• HOW TO COMPLETE THIS TASK:
Every single entry that follows must be copied exactly.
BEGIN
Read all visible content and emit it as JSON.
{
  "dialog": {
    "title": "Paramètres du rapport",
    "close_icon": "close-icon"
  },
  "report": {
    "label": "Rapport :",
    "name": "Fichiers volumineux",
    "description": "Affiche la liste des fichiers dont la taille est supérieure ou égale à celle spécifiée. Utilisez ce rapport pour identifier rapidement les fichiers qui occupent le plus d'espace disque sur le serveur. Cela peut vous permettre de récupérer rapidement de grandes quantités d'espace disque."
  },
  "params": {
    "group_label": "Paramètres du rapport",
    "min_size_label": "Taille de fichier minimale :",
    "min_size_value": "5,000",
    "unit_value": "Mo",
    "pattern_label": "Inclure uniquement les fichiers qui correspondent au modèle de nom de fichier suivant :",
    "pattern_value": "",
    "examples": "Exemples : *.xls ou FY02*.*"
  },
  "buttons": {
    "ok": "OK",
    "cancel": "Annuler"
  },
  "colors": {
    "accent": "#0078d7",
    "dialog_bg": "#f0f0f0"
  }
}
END
• ANSWER FOR THE TASK:
Read all visible content and emit it as JSON.
{
  "dialog": {
    "title": "Paramètres du rapport",
    "close_icon": "close-icon"
  },
  "report": {
    "label": "Rapport :",
    "name": "Fichiers volumineux",
    "description": "Affiche la liste des fichiers dont la taille est supérieure ou égale à celle spécifiée. Utilisez ce rapport pour identifier rapidement les fichiers qui occupent le plus d'espace disque sur le serveur. Cela peut vous permettre de récupérer rapidement de grandes quantités d'espace disque."
  },
  "params": {
    "group_label": "Paramètres du rapport",
    "min_size_label": "Taille de fichier minimale :",
    "min_size_value": "5,000",
    "unit_value": "Mo",
    "pattern_label": "Inclure uniquement les fichiers qui correspondent au modèle de nom de fichier suivant :",
    "pattern_value": "",
    "examples": "Exemples : *.xls ou FY02*.*"
  },
  "buttons": {
    "ok": "OK",
    "cancel": "Annuler"
  },
  "colors": {
    "accent": "#0078d7",
    "dialog_bg": "#f0f0f0"
  }
}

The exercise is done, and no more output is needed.